------ THE DATA ------

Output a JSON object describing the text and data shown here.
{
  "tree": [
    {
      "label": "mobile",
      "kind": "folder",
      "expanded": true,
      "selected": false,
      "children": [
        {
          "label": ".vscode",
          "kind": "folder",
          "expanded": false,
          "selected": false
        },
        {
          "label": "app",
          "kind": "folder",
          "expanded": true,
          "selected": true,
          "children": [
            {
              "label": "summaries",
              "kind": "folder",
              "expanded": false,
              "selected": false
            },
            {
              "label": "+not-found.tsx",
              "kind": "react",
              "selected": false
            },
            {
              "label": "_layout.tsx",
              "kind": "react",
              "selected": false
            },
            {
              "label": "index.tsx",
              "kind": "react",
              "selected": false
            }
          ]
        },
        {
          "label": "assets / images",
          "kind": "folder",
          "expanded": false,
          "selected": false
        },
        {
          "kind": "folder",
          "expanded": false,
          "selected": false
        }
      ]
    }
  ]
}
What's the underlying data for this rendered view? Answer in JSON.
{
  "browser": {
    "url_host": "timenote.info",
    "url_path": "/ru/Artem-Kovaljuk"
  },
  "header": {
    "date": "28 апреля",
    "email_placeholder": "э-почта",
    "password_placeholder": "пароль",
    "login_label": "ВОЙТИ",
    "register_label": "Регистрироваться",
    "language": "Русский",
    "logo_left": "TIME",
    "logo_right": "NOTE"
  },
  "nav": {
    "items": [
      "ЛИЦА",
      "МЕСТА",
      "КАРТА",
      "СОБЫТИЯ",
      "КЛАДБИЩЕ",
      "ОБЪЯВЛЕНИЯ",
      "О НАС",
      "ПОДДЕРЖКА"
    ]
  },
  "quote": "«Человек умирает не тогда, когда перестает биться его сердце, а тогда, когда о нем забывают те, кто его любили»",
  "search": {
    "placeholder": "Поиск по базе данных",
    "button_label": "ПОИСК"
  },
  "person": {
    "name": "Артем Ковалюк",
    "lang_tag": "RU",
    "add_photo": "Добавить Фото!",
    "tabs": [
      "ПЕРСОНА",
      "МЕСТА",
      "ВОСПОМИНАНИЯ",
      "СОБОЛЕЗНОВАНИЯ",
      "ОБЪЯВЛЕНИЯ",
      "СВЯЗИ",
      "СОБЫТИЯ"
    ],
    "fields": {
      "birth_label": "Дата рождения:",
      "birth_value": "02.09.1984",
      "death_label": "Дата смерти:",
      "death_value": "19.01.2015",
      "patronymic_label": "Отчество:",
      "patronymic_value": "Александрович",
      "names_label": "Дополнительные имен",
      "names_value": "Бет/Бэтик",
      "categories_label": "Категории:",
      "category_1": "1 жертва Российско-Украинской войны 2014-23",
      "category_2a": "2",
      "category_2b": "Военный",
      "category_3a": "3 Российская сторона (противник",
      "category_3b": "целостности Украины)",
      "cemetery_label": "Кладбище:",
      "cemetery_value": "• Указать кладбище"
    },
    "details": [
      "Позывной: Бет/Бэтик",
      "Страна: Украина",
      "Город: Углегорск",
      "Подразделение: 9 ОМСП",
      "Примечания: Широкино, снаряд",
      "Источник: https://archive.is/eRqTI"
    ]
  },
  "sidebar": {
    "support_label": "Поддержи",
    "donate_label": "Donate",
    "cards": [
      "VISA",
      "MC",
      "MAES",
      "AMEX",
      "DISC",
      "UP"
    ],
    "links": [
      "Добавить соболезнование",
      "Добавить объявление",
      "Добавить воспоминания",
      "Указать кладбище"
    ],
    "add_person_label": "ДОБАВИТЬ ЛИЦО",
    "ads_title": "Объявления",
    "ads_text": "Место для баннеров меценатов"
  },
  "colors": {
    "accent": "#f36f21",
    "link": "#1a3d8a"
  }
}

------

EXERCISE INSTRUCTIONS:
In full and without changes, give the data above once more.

OUTPUT BELOW:
Output a JSON object describing the text and data shown here.
{
  "tree": [
    {
      "label": "mobile",
      "kind": "folder",
      "expanded": true,
      "selected": false,
      "children": [
        {
          "label": ".vscode",
          "kind": "folder",
          "expanded": false,
          "selected": false
        },
        {
          "label": "app",
          "kind": "folder",
          "expanded": true,
          "selected": true,
          "children": [
            {
              "label": "summaries",
              "kind": "folder",
              "expanded": false,
              "selected": false
            },
            {
              "label": "+not-found.tsx",
              "kind": "react",
              "selected": false
            },
            {
              "label": "_layout.tsx",
              "kind": "react",
              "selected": false
            },
            {
              "label": "index.tsx",
              "kind": "react",
              "selected": false
            }
          ]
        },
        {
          "label": "assets / images",
          "kind": "folder",
          "expanded": false,
          "selected": false
        },
        {
          "kind": "folder",
          "expanded": false,
          "selected": false
        }
      ]
    }
  ]
}
What's the underlying data for this rendered view? Answer in JSON.
{
  "browser": {
    "url_host": "timenote.info",
    "url_path": "/ru/Artem-Kovaljuk"
  },
  "header": {
    "date": "28 апреля",
    "email_placeholder": "э-почта",
    "password_placeholder": "пароль",
    "login_label": "ВОЙТИ",
    "register_label": "Регистрироваться",
    "language": "Русский",
    "logo_left": "TIME",
    "logo_right": "NOTE"
  },
  "nav": {
    "items": [
      "ЛИЦА",
      "МЕСТА",
      "КАРТА",
      "СОБЫТИЯ",
      "КЛАДБИЩЕ",
      "ОБЪЯВЛЕНИЯ",
      "О НАС",
      "ПОДДЕРЖКА"
    ]
  },
  "quote": "«Человек умирает не тогда, когда перестает биться его сердце, а тогда, когда о нем забывают те, кто его любили»",
  "search": {
    "placeholder": "Поиск по базе данных",
    "button_label": "ПОИСК"
  },
  "person": {
    "name": "Артем Ковалюк",
    "lang_tag": "RU",
    "add_photo": "Добавить Фото!",
    "tabs": [
      "ПЕРСОНА",
      "МЕСТА",
      "ВОСПОМИНАНИЯ",
      "СОБОЛЕЗНОВАНИЯ",
      "ОБЪЯВЛЕНИЯ",
      "СВЯЗИ",
      "СОБЫТИЯ"
    ],
    "fields": {
      "birth_label": "Дата рождения:",
      "birth_value": "02.09.1984",
      "death_label": "Дата смерти:",
      "death_value": "19.01.2015",
      "patronymic_label": "Отчество:",
      "patronymic_value": "Александрович",
      "names_label": "Дополнительные имен",
      "names_value": "Бет/Бэтик",
      "categories_label": "Категории:",
      "category_1": "1 жертва Российско-Украинской войны 2014-23",
      "category_2a": "2",
      "category_2b": "Военный",
      "category_3a": "3 Российская сторона (противник",
      "category_3b": "целостности Украины)",
      "cemetery_label": "Кладбище:",
      "cemetery_value": "• Указать кладбище"
    },
    "details": [
      "Позывной: Бет/Бэтик",
      "Страна: Украина",
      "Город: Углегорск",
      "Подразделение: 9 ОМСП",
      "Примечания: Широкино, снаряд",
      "Источник: https://archive.is/eRqTI"
    ]
  },
  "sidebar": {
    "support_label": "Поддержи",
    "donate_label": "Donate",
    "cards": [
      "VISA",
      "MC",
      "MAES",
      "AMEX",
      "DISC",
      "UP"
    ],
    "links": [
      "Добавить соболезнование",
      "Добавить объявление",
      "Добавить воспоминания",
      "Указать кладбище"
    ],
    "add_person_label": "ДОБАВИТЬ ЛИЦО",
    "ads_title": "Объявления",
    "ads_text": "Место для баннеров меценатов"
  },
  "colors": {
    "accent": "#f36f21",
    "link": "#1a3d8a"
  }
}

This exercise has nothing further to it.